Yet State Street isn't worried about SPY's future, because for its main users—institutions—SPY's total cost of ownership is often substantially lower than the competition.

"Depending on what your holding period is, the cost of buying and selling can overwhelm the benefit of expense ratio," said Ross. "[Institutions] are more concerned about liquidity, spread and consistency of markets than what is a very small basis-point difference" in expense ratios.



Not many people know the world’s first S&P 500 ETF was almost an S&P 499 ETF.

“The night before filing, somewhere between all the cutting and pasting, we had lost a security,” said Jim Ross, executive vice president of State Street Global Advisors and chairman of the Global SPDR Business.

Though it’s hard to imagine today, with thousands of ETF creations and redemption orders occurring simultaneously throughout the trading day, someone, at some point, had to build the first creation unit. Someone had to make sure the plumbing SPY ran on actually worked.

And it almost didn’t.

“It was a brand-new process. We were figuring this out on the fly,” said Ross.

Ross, then a fresh-faced State Street employee, had joined the company’s SPY team just months before launch. He helped usher SPY through its final, first-of-its-kind preparations: Whereas other unit investment trusts created new shares in cash, SPY was designed to create in-kind, with securities, which required extra steps.

At 4 p.m. the day before filing, State Street had to take a creation unit’s worth of the securities in the S&P 500 Index, price it, then have the financial statements audited by PricewaterhouseCoopers overnight, so they’d be ready to file with the SEC at 9:30 the next morning.

At some point in all those steps and printouts, they lost a security.

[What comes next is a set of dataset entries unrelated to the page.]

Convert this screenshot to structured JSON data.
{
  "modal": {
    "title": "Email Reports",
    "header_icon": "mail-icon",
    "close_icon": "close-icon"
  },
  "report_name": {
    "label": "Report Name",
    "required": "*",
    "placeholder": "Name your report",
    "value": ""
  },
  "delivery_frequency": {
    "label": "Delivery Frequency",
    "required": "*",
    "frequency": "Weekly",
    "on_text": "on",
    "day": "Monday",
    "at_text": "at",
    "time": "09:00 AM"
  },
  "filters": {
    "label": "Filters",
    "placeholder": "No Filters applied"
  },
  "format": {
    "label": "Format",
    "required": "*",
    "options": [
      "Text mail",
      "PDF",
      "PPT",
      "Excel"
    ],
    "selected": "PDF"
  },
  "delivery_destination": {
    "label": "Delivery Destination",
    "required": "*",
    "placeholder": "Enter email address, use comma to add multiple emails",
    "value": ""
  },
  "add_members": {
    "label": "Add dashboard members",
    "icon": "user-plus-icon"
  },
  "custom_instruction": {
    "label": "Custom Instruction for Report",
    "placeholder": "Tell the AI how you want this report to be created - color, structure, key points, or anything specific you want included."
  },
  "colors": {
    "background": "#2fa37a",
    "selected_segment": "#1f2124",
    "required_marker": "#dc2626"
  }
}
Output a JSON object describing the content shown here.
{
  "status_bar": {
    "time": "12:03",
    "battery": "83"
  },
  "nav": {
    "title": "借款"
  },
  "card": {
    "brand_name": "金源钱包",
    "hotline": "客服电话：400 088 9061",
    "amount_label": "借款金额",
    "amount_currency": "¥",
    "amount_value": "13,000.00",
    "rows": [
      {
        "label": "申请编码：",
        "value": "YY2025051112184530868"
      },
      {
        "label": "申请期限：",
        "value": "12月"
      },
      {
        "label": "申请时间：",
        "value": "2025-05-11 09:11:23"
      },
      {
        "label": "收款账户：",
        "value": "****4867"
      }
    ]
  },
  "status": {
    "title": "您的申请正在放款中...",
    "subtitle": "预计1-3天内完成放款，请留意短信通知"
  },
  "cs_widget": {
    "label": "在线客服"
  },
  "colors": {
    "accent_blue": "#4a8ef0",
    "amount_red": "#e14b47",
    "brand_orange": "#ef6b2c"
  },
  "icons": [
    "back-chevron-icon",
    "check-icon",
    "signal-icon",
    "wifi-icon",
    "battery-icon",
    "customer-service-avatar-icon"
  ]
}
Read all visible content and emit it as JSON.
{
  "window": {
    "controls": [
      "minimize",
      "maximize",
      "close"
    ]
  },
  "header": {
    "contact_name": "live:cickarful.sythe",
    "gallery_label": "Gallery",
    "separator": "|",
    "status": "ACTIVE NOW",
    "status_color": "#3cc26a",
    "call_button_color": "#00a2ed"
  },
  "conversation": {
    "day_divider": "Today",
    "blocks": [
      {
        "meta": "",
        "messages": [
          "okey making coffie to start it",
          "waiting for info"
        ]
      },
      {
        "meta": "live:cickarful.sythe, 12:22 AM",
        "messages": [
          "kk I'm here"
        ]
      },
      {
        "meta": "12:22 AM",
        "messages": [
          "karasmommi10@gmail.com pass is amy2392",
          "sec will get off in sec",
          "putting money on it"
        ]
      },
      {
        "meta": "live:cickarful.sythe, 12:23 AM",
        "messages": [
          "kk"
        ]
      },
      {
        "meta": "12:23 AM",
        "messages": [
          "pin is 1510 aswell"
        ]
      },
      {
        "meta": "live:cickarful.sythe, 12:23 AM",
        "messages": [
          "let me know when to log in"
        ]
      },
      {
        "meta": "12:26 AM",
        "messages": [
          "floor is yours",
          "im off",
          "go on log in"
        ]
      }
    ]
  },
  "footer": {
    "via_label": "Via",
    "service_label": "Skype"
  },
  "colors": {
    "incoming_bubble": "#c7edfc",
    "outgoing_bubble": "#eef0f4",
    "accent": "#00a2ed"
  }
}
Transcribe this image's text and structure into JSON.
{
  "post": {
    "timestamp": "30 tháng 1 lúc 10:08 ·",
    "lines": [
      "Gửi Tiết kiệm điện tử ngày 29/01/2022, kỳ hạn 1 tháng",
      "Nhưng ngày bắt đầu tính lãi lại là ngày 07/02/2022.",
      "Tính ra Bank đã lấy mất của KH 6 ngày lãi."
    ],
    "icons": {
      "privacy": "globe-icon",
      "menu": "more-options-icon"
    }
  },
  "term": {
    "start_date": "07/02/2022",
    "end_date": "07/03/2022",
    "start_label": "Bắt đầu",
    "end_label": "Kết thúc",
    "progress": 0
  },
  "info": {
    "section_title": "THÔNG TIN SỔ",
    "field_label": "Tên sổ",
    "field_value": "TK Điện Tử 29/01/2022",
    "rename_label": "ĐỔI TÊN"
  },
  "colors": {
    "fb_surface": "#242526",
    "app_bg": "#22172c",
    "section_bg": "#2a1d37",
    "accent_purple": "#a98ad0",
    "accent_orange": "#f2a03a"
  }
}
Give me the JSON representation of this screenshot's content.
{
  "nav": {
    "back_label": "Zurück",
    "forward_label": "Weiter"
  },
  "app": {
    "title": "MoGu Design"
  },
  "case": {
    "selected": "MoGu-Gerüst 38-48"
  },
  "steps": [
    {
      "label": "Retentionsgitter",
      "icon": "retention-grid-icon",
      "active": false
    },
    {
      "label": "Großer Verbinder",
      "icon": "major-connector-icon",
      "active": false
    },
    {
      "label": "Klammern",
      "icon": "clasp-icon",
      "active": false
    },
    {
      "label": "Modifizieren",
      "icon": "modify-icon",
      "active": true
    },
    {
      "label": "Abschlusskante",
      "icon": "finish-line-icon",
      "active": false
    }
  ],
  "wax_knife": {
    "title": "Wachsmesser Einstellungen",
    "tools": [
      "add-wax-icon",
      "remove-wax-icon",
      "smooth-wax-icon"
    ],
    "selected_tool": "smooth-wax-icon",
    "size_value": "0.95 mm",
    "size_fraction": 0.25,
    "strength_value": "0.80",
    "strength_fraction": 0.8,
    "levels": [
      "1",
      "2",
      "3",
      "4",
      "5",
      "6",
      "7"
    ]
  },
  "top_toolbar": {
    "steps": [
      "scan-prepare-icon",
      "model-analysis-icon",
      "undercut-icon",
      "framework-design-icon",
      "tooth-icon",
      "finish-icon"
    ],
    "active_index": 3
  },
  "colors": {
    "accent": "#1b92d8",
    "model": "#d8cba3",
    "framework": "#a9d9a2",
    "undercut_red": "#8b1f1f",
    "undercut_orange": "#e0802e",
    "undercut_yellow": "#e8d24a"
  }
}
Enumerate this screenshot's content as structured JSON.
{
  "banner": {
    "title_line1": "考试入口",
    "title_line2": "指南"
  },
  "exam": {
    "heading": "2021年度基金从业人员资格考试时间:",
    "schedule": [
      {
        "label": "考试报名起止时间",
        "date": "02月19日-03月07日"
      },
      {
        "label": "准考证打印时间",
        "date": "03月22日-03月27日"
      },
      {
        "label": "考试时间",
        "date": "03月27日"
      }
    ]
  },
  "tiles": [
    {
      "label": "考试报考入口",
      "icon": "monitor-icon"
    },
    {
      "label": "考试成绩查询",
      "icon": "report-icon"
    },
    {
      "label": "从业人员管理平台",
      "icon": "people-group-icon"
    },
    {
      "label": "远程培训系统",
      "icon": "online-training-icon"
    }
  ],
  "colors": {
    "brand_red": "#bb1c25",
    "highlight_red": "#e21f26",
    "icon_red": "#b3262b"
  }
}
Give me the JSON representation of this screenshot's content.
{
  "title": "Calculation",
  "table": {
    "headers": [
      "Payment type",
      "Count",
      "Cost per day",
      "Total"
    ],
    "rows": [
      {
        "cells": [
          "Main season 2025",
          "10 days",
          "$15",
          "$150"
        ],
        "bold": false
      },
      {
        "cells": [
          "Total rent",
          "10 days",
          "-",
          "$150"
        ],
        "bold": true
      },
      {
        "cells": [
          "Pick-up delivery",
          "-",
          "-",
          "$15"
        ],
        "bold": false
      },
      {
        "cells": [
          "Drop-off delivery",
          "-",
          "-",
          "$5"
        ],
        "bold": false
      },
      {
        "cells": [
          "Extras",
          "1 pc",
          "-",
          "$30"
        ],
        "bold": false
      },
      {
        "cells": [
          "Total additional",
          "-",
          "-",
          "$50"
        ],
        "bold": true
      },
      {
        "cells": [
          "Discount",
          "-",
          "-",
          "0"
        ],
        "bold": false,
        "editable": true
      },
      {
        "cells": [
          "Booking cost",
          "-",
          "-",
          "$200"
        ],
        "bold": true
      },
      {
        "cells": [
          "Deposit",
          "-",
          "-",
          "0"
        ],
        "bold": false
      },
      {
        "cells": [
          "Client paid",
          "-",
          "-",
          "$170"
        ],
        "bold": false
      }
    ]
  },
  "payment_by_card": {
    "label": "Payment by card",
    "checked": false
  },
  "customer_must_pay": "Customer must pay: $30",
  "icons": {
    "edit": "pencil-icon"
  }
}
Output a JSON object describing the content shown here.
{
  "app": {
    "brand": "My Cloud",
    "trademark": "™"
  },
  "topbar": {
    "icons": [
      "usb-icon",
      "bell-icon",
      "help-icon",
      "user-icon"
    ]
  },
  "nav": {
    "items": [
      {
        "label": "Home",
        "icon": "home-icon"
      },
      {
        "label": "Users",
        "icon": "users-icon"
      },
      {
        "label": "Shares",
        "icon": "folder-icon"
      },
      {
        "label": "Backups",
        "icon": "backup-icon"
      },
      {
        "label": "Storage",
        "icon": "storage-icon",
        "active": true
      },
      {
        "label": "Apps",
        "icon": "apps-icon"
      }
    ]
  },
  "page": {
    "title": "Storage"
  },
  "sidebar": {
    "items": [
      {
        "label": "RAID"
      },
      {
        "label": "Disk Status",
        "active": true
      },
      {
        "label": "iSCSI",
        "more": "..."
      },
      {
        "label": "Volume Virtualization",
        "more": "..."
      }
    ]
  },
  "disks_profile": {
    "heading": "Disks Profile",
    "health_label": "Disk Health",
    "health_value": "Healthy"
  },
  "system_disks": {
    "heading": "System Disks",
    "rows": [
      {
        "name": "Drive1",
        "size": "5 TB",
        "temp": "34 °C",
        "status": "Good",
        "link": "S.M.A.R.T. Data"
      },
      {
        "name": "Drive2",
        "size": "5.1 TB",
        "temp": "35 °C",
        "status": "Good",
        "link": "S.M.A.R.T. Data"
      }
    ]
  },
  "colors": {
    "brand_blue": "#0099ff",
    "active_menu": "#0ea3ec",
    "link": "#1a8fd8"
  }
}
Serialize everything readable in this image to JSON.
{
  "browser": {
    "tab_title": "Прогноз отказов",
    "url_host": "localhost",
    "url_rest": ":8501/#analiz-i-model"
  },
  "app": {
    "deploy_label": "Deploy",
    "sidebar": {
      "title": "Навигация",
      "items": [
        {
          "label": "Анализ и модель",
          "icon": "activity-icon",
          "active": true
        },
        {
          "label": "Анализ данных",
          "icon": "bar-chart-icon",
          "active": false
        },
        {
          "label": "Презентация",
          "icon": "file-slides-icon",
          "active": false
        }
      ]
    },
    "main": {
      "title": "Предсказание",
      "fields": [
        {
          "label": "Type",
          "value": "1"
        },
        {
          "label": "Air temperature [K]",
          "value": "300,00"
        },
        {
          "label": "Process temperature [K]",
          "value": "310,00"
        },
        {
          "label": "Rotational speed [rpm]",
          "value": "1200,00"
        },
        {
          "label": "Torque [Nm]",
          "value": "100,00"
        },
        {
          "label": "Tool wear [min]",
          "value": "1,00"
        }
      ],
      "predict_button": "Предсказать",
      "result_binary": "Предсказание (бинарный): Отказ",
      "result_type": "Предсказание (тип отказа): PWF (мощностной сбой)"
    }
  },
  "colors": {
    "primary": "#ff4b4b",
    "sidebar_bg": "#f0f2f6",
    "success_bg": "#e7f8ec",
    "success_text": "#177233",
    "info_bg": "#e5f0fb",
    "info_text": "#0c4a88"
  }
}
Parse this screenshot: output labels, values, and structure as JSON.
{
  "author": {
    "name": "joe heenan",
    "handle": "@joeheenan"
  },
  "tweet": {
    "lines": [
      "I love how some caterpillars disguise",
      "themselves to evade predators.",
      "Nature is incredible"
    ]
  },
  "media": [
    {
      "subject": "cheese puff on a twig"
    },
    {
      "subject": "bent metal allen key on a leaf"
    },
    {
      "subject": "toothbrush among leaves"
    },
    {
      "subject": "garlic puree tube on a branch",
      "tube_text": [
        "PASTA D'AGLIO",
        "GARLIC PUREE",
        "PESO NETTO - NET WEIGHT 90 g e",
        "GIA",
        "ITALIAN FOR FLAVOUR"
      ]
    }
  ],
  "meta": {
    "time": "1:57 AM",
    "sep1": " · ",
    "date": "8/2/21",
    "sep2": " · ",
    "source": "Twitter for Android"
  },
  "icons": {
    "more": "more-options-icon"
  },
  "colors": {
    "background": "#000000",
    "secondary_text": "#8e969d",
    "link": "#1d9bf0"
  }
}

“Literally the auditor is trying to add up the portfolio, and it’s not adding up, because there were only 499 securities,” said Ross.

To find the missing security—”I don’t even remember which one it was anymore,” said Ross—meant frantically combing through the pricing document, page by page, security by security, at 11:30 p.m.

They eventually found the missing stock, and the initial seed audit and registration went off without a hitch. But Ross never forgot how it almost all fell apart before it began.

“Today it all happens instantaneously, electronically and very straightforward,” he said. “But then, although we had tested it a lot, honestly, we were still just hoping it would work.”

Lara Crigger is a former staff writer for etf.com and ETF Report.